Following Liverpool’s victory at White Heart Lane against Tottenham in May of 2008, in which former Ukrainian international Andriy Voronin and Premier League legend Fernando Torres found themselves on the scoresheet, many fans in the stadium and around the country would not realise that this fixture would be the last Premier League game refereed by a member of the BAME community, Uriah Rennie, one of England’s first elite level black referees.

Since Rennie’s departure from refereeing and almost fourteen years later, the official Premier League list of referees states the names of forty officials; all of whom are white. This blatantly obvious lack of diversity therefore must be questioned, with football as a whole in the past decade developing so far, in terms of style of play and inclusivity.

Many onlookers to the game believe that this lack of BAME referees is caused, unfortunately, by racial bias and racism itself, externally and internally within the FA decision making panel. With the introduction of taking the knee, a gesture intended to highlight the importance of the Black Lives Matter movement, in the three recent seasons of the Premier League, and some lower divisions, has brought the topic of racism to the forefront of English football, and rightly so. The ‘beautiful game’ is still vulnerable to the racial abuse of fans, but also internal racial abuse, as proven by the lack of progression of BAME referees at grassroots level compared to white officials.

A report numbering over fifty pages, courtesy of the BAME Referee Support group, has criticised the Football association who oversee the promotion of referees for their racism in decision making. This document encloses reports of abhorrent racial abuse and bias towards officials of the BAME community, indicating a major cause in the lack of elite level Black, Asian and Mixed Ethnicity referees in English football.

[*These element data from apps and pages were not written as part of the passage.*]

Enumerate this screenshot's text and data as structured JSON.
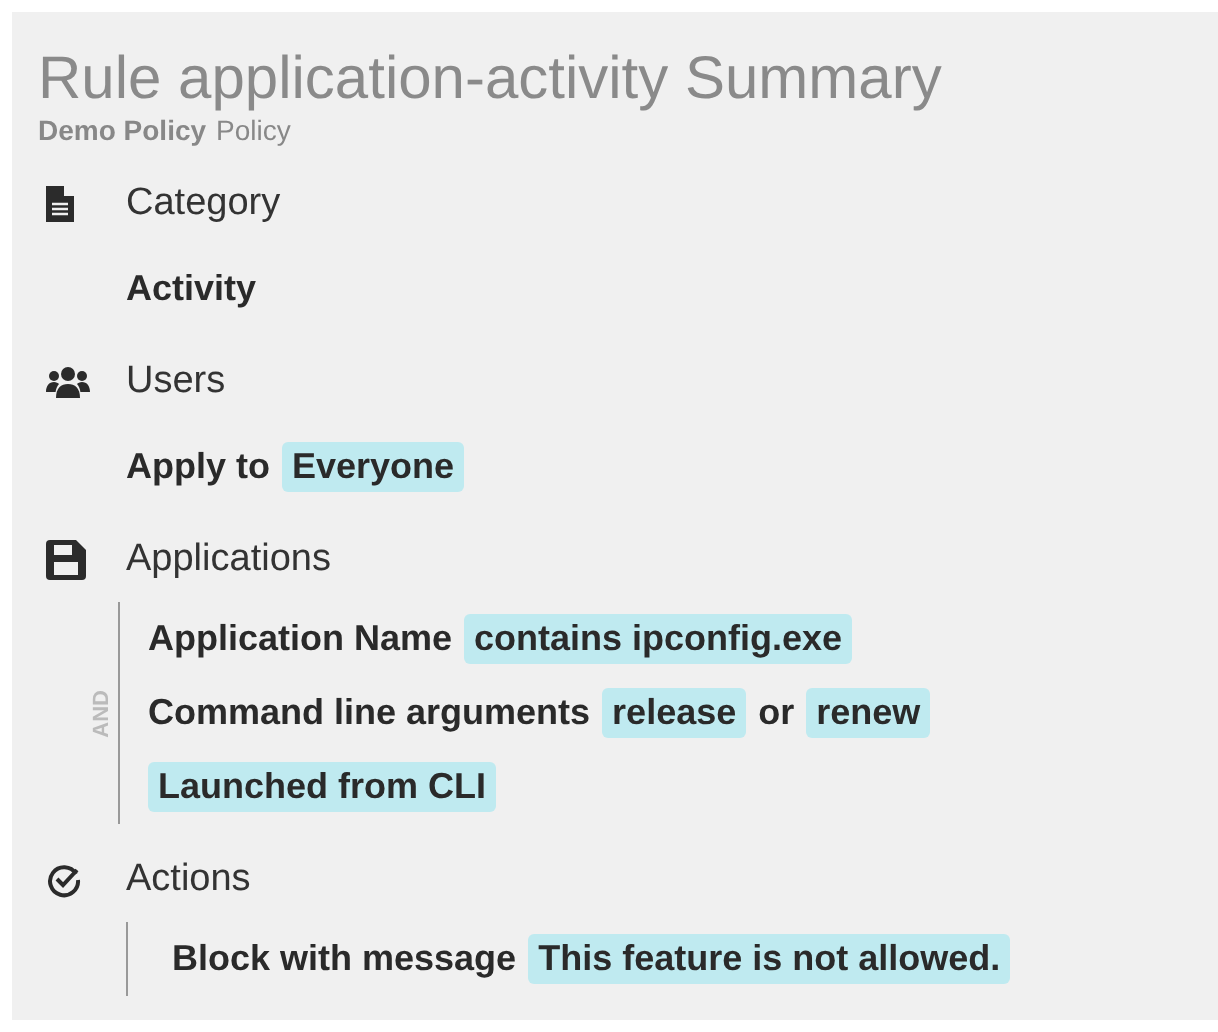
{
  "title": "Rule application-activity Summary",
  "subtitle": [
    {
      "text": "Demo Policy",
      "kind": "strong"
    },
    {
      "text": "Policy",
      "kind": "plain"
    }
  ],
  "sections": [
    {
      "kind": "category",
      "heading": "Category",
      "bordered": false,
      "lines": [
        [
          {
            "text": "Activity",
            "kind": "plain"
          }
        ]
      ]
    },
    {
      "kind": "users",
      "heading": "Users",
      "bordered": false,
      "lines": [
        [
          {
            "text": "Apply to",
            "kind": "plain"
          },
          {
            "text": "Everyone",
            "kind": "value"
          }
        ]
      ]
    },
    {
      "kind": "applications",
      "heading": "Applications",
      "bordered": true,
      "connector": "AND",
      "lines": [
        [
          {
            "text": "Application Name",
            "kind": "plain"
          },
          {
            "text": "contains ipconfig.exe",
            "kind": "value"
          }
        ],
        [
          {
            "text": "Command line arguments",
            "kind": "plain"
          },
          {
            "text": "release",
            "kind": "value"
          },
          {
            "text": "or",
            "kind": "plain"
          },
          {
            "text": "renew",
            "kind": "value"
          }
        ],
        [
          {
            "text": "Launched from CLI",
            "kind": "value"
          }
        ]
      ]
    },
    {
      "kind": "actions",
      "heading": "Actions",
      "bordered": true,
      "lines": [
        [
          {
            "text": "Block with message",
            "kind": "plain"
          },
          {
            "text": "This feature is not allowed.",
            "kind": "value"
          }
        ]
      ]
    }
  ]
}
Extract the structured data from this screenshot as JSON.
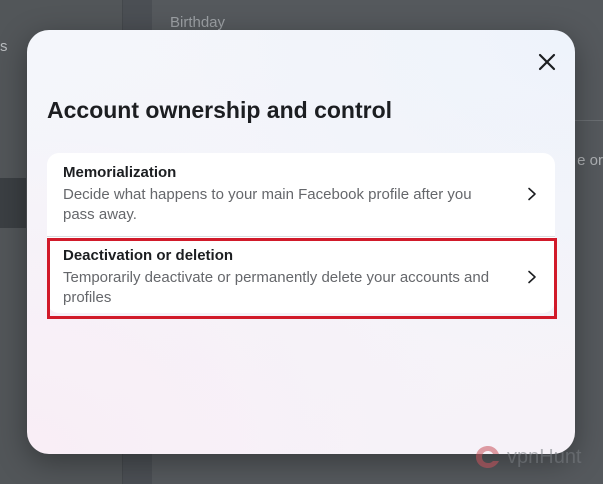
{
  "background": {
    "sidebar_fragment": "s",
    "birthday_label": "Birthday",
    "right_fragment": "e or"
  },
  "modal": {
    "close_icon": "close-icon",
    "title": "Account ownership and control",
    "items": [
      {
        "title": "Memorialization",
        "description": "Decide what happens to your main Facebook profile after you pass away.",
        "icon": "chevron-right-icon"
      },
      {
        "title": "Deactivation or deletion",
        "description": "Temporarily deactivate or permanently delete your accounts and profiles",
        "icon": "chevron-right-icon",
        "highlighted": true
      }
    ]
  },
  "watermark": {
    "text": "vpnHunt",
    "icon": "vpnhunt-logo-icon"
  },
  "colors": {
    "highlight": "#d11a2a",
    "overlay": "#4b4f54",
    "title_text": "#1c1e21",
    "secondary_text": "#65676b"
  }
}
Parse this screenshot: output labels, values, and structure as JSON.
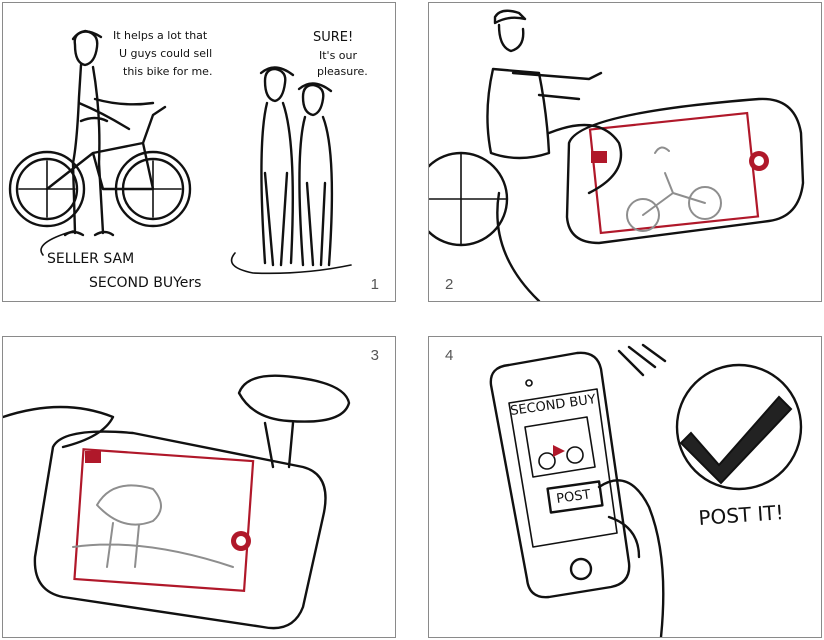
{
  "panels": [
    {
      "number": "1",
      "speech_seller": [
        "It helps a lot that",
        "U guys could sell",
        "this bike for me."
      ],
      "speech_buyers": [
        "SURE!",
        "It's our",
        "pleasure."
      ],
      "label_seller": "SELLER SAM",
      "label_buyers": "SECOND BUYers"
    },
    {
      "number": "2"
    },
    {
      "number": "3"
    },
    {
      "number": "4",
      "app_title": "SECOND BUY",
      "post_button": "POST",
      "caption": "POST IT!"
    }
  ],
  "colors": {
    "frame": "#8a8a8a",
    "ink": "#111111",
    "record_red": "#b0182a",
    "sketch_grey": "#8e8e8e"
  }
}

In such a modern age of football, where the Premier League has expressed its desire to include and incorporate all members of society into the English game, this obvious absence of non-white referees must be solved. Unfortunately, as mentioned, racism adorns each and every level of football, whether that be from the fans, or from the Association itself, and until such flaws are rooted out and dealt with properly, the Premier League will struggle to progress with modern times.